Preventable or not?

John Doe was rolling down I-70, and would normally have been totally relaxed – except that, today, he was pulling double trailers. Because most of his runs involved towing a single trailer, he kept reminding himself that he had to make lane changes gradually. “Those 4-wheeler drivers nearby get antsy about the shenanigans of a dog-tracking rear box,” he kept telling himself.

At least the conditions were ideal, with a bone-dry highway surface, light traffic and a generous divider between the opposing lanes. To minimize any chance he’d need to maneuver violently or jam on the brakes, John stayed 5 mph below the lower limit posted for trucks. Just to forestall any moments of carelessness, John took a sip of his coffee and followed with a lime-flavored Gummy Bear.

Remaining alert, John continually swept the highway with his eyes. He was in the left lane, having just passed a pickup truck in the right lane. He’d left the pickup driver a generous following distance and was ready to gently swing back to the right when his alert eyes suddenly caught sight of a straight-job rumbling across the median toward his lane. Alert to the fact that the entire rig had effective ABS, John swung to the right as fast as he could without creating instability, and simultaneously began hard, steady braking. Alas, his Herculean effort wasn’t enough. The center of the front bumper of the wayward flower delivery truck still managed to find the left-hand corner of John’s rig.
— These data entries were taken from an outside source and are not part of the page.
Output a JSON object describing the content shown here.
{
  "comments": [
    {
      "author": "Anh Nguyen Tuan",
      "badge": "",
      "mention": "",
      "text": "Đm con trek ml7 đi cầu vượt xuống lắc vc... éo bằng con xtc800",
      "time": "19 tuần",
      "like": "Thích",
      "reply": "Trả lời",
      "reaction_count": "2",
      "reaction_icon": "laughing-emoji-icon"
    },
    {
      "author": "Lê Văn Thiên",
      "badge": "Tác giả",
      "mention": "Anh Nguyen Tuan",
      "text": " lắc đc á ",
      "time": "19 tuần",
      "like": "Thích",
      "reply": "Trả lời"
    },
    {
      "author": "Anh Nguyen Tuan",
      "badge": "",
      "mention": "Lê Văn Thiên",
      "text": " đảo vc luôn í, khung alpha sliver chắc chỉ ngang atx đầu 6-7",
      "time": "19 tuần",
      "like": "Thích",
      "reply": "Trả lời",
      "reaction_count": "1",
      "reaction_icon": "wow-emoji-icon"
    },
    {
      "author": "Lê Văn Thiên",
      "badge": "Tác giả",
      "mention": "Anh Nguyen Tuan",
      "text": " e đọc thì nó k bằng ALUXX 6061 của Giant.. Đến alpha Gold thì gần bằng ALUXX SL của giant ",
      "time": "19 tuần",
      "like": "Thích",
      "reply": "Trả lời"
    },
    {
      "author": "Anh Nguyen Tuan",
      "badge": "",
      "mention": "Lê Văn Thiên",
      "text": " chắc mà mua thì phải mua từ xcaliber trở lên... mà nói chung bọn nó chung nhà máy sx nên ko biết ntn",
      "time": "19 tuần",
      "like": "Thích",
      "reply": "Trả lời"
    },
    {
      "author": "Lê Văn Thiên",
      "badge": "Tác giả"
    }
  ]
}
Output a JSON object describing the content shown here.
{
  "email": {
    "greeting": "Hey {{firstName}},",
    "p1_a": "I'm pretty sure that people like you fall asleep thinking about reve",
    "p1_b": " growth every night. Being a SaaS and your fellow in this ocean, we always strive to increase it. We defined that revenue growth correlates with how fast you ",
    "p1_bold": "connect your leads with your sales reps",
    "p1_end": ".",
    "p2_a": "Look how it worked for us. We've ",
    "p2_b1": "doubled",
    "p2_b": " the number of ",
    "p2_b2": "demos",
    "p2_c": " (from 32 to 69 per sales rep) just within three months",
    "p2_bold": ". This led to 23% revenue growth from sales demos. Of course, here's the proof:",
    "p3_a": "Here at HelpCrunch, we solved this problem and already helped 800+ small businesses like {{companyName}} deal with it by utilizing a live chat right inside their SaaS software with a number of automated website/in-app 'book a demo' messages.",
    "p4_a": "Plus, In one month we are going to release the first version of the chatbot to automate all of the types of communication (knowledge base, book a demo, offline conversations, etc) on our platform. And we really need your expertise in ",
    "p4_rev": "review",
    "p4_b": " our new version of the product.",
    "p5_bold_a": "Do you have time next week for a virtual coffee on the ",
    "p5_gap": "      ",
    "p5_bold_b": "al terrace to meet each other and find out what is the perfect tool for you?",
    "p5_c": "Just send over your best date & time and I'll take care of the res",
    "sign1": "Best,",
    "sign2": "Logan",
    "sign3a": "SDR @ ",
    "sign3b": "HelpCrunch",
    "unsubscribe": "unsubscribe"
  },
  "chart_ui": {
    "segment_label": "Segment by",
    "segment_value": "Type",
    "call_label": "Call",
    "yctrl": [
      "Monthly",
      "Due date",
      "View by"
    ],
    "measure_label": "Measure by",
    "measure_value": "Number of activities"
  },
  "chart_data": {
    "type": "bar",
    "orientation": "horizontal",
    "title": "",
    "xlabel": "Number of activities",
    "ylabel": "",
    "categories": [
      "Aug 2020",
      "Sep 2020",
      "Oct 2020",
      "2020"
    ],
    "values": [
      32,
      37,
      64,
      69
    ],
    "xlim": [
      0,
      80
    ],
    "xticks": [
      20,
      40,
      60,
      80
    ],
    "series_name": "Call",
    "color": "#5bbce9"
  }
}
When John stopped and got out to look, it became clear that the pickup had had time to stop when he slammed on the brakes, but that John’s bumper was badly damaged and the Class 6 truck was a shambles. Fortunately, both drivers had worn their seat belts and were little the worse for wear. John, and the ABS system, had managed to keep both trailers in lane and right side up.

John received a preventable accident-warning letter from his safety director but refused to accept its conclusion that he must have been running too fast for conditions and was inattentive. He asked the National Safety Council’s Accident review committee to render a decision on his guilt or innocence.

NSC quickly ruled in John’s favor, pointing out that he’d likely seen the oncoming vehicle and had reacted as soon as it was obvious it would end up in his lane. He’d also reacted skillfully with an appropriate combination of steering and hard braking, and clearly had not been running at a speed that contributed to the calamity.